Key Player In Waterboarding Policy 'Smug' Under Questioning
WASHINGTON - For years, congressional Democrats dreamed of getting a crack at a man they saw as a key player behind the use of waterboarding and other harsh interrogation methods against detainees in the war on terrorism -- methods the critics say amount to torture.
On Thursday, they finally got their wish: Thickly bearded and glaring out through half-rimmed glasses, David S. Addington, a top aide to Vice President Cheney and alleged master-mind of the legal rationale for the harsh techniques, appeared before a House subcommittee.
But rather than eliciting new information or forcing damaging admissions from the long-sought witness, the hearing turned into an emotion-charged demonstration of the hostility and mutual disdain between the most liberal critics of the Bush administration's war policies and one of the architects of those policies.
For his part, Addington provided little specific information on his role in pressing for controversial interrogation tactics at the military prison at Guantanamo Bay, Cuba, and with CIA prisoners. At the same time, he made it clear that he had played a central role in the matter.
And he lectured the committee on the continuing nature of the terrorist threat. "No American should think we're free, the war is over, Al Qaeda is not coming and they're not interested in getting us," Addington told the Constitution, civil rights and civil liberties subcommittee of the House Judiciary Committee. "Because that's wrong."
Yet when Democrats tried to pin him down on the moral and legal issues they considered crucial, Addington brushed them aside with barely concealed disdain.
Rep. Jerrold Nadler (D-N.Y.), who later characterized Addington's attitude as "smug," asked whether, if the interrogation program was found to be illegal, he would bear any responsibility.
"Is that a moral question or a legal question?" Addington asked, then said he bore no responsibility, legal or moral.
Was President Bush constrained by laws against torture? Addington refused to offer an opinion. Putting the question in extreme terms, Nadler asked Addington if torturing a detainee's child to get information would be legal.
"I'm not here to render legal advice to your committee," Addington shot back. "You do have attorneys of your own to give you legal advice."
Rep. Debbie Wasserman Schultz (D-Fla.) tried to press Addington on whether he had pushed interrogators at Guantanamo to utilize tougher techniques. When Addington said he did not recall, Wasserman Schultz said she found that "hard to fathom."
"Is there a question pending, ma'am?" Addington responded.
A Senate Armed Services Committee hearing last week showed that William J. Haynes II, former top Pentagon lawyer, helped push harsh techniques down to interrogators working at the Guantanamo prison.
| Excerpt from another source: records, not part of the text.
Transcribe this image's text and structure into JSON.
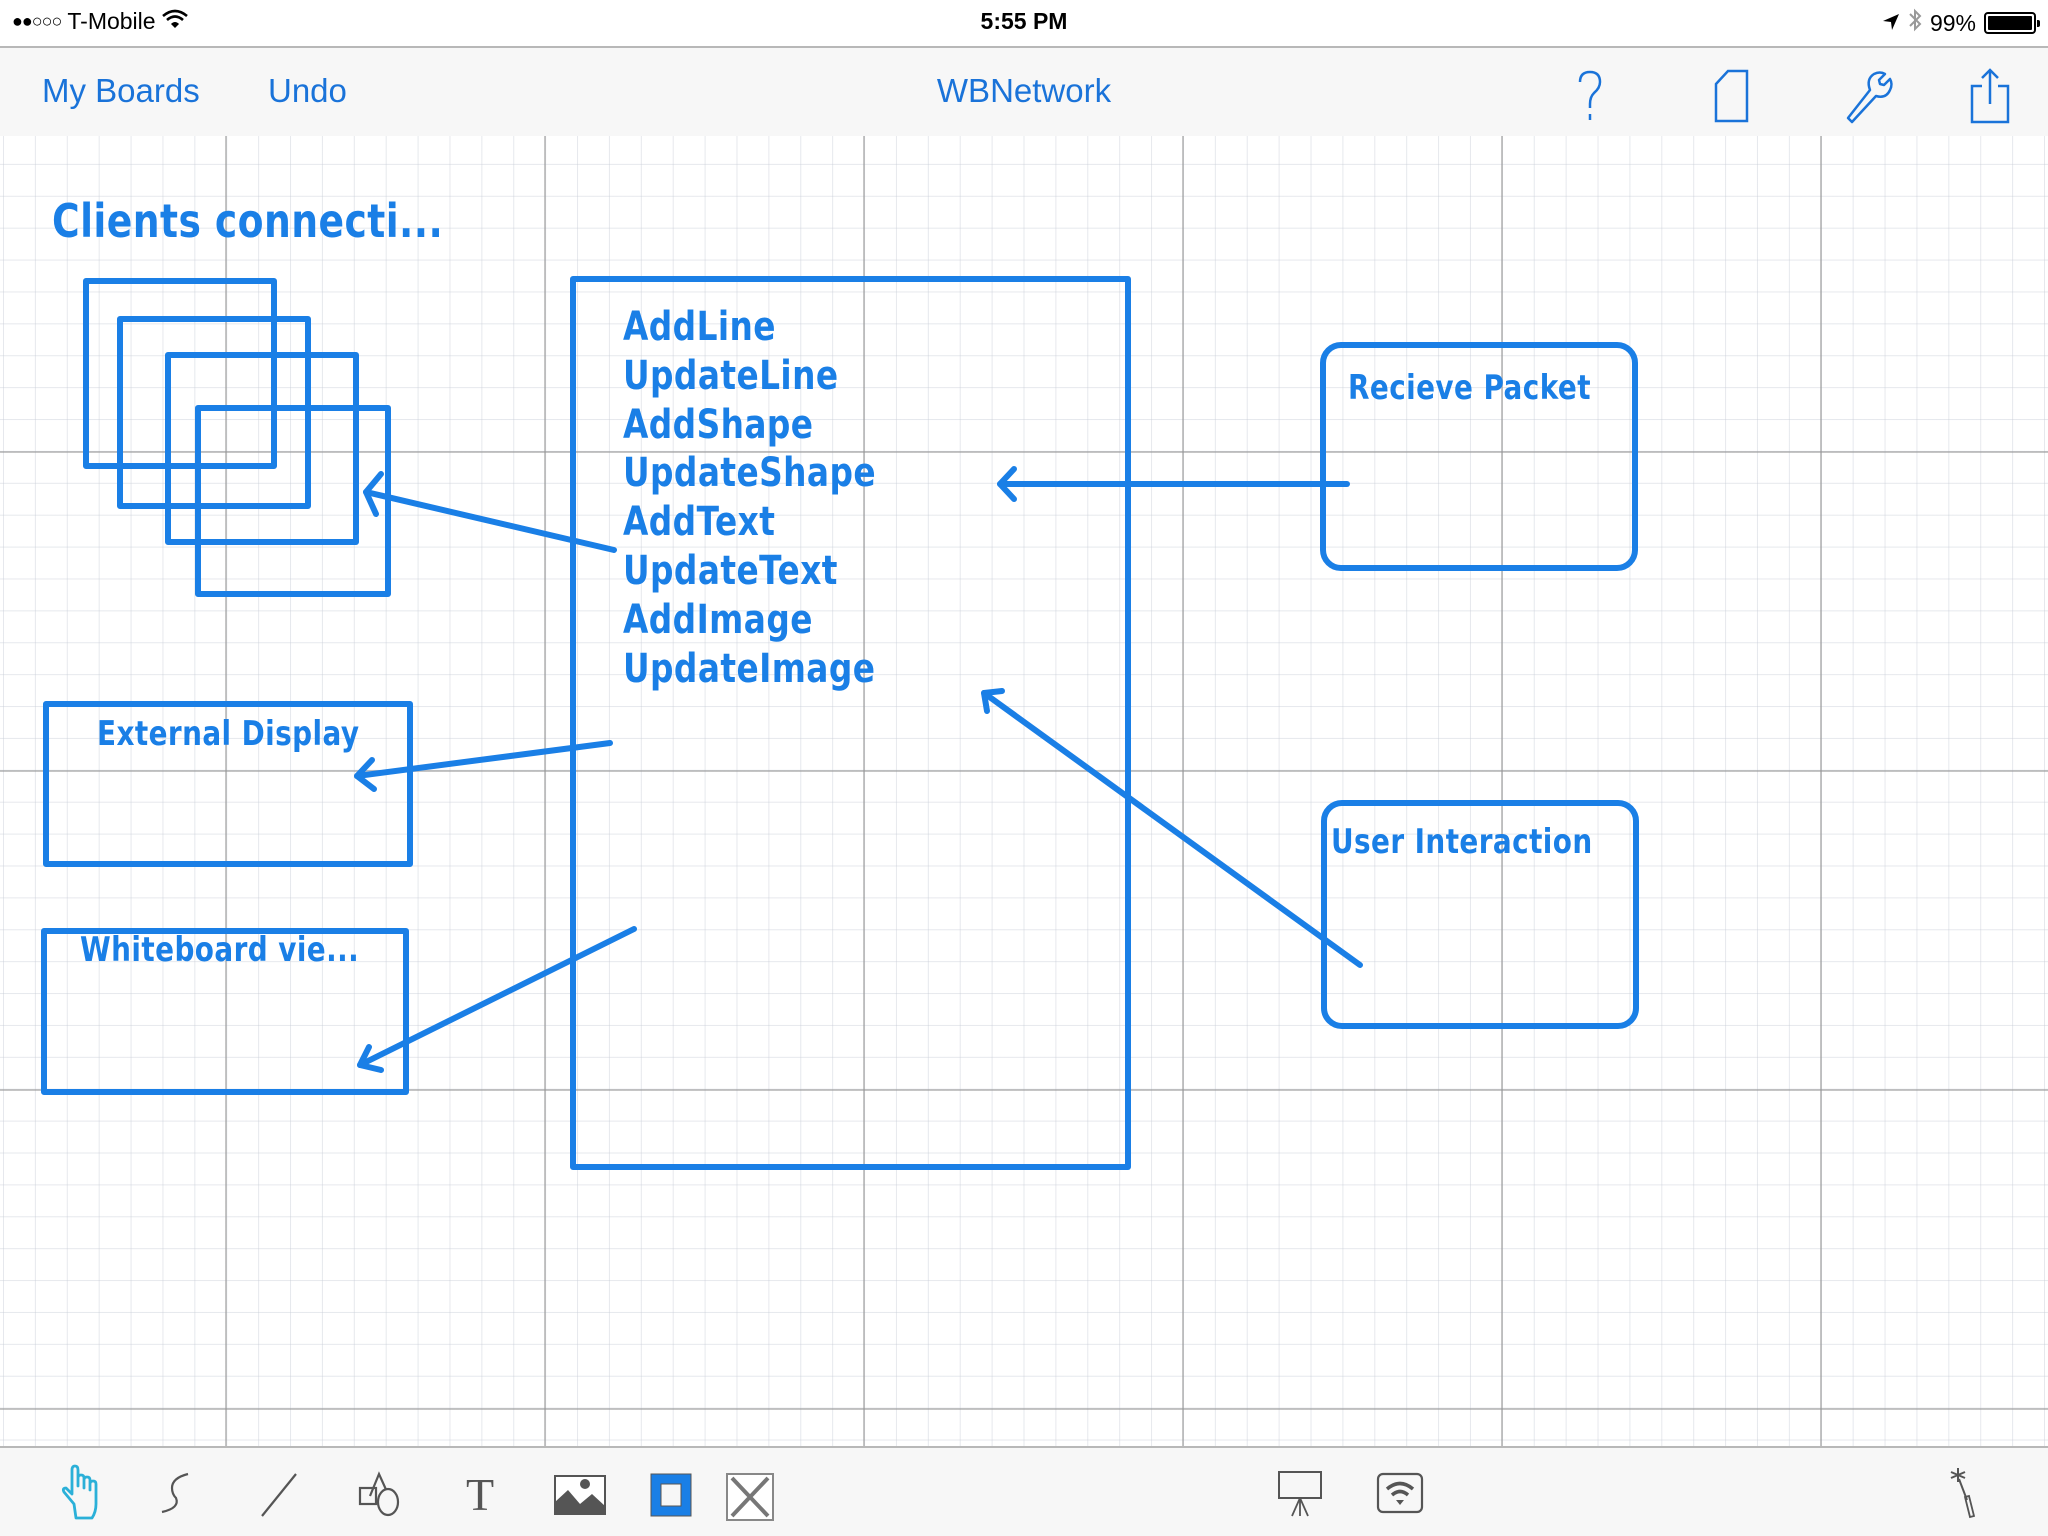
{
  "status_bar": {
    "signal_dots": "●●○○○",
    "carrier": "T-Mobile",
    "time": "5:55 PM",
    "battery_percent": "99%",
    "battery_level": 0.99
  },
  "nav": {
    "my_boards_label": "My Boards",
    "undo_label": "Undo",
    "board_title": "WBNetwork",
    "icons": [
      "help-icon",
      "page-icon",
      "wrench-icon",
      "share-icon"
    ]
  },
  "canvas": {
    "title": "Clients connecti...",
    "commands": [
      "AddLine",
      "UpdateLine",
      "AddShape",
      "UpdateShape",
      "AddText",
      "UpdateText",
      "AddImage",
      "UpdateImage"
    ],
    "boxes": {
      "external_display": "External Display",
      "whiteboard_view": "Whiteboard vie...",
      "receive_packet": "Recieve Packet",
      "user_interaction": "User Interaction"
    },
    "ink_color": "#1a7fe6"
  },
  "toolbar": {
    "tools": [
      "pointer-hand",
      "freehand-curve",
      "line",
      "shapes",
      "text",
      "image",
      "stroke-style",
      "fill-none"
    ],
    "right_tools": [
      "present",
      "network-share",
      "magic-wand"
    ],
    "active_tool": "pointer-hand",
    "active_color": "#2bb0d8",
    "icon_color": "#555555"
  }
}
Pentagon lawyers helped transform techniques used to train pilots to resist enemy interrogation into tools for American interrogators, the panel found. The methods may have violated prohibitions on torture or cruel treatment.
Addington acknowledged attending many meetings with Haynes and other top officials. He said he was briefed by John Yoo, the former Justice Department lawyer who drafted many of the legal memos defending harsh techniques. He acknowledged multiple trips to Guantanamo and discussions with interrogators. He said he was familiar with the development of the CIA program. But he gave no details on what he said or did at such meetings.
Critics had hoped the hearing would show that, behind the scenes, Addington played a leading role in pushing for tough interrogation techniques. Addington said he was trying to maximize the president's options in dealing with terrorism and give protections to intelligence agents asked to do "tough things in wartime."
Perhaps the strangest exchange came at the end of the hearing. Rep. Bill Delahunt (D-Mass.) asked Addington whether waterboarding was discussed in meetings.
"I can't talk to you," Addington said. "Al Qaeda may watch these meetings."
Delahunt replied that he was sure they did. "I'm glad they finally have a chance to see you, Mr. Addington," Delahunt said. Without missing a beat, Addington answered, "I'm sure you're pleased."
© 2008 The Los Angeles Times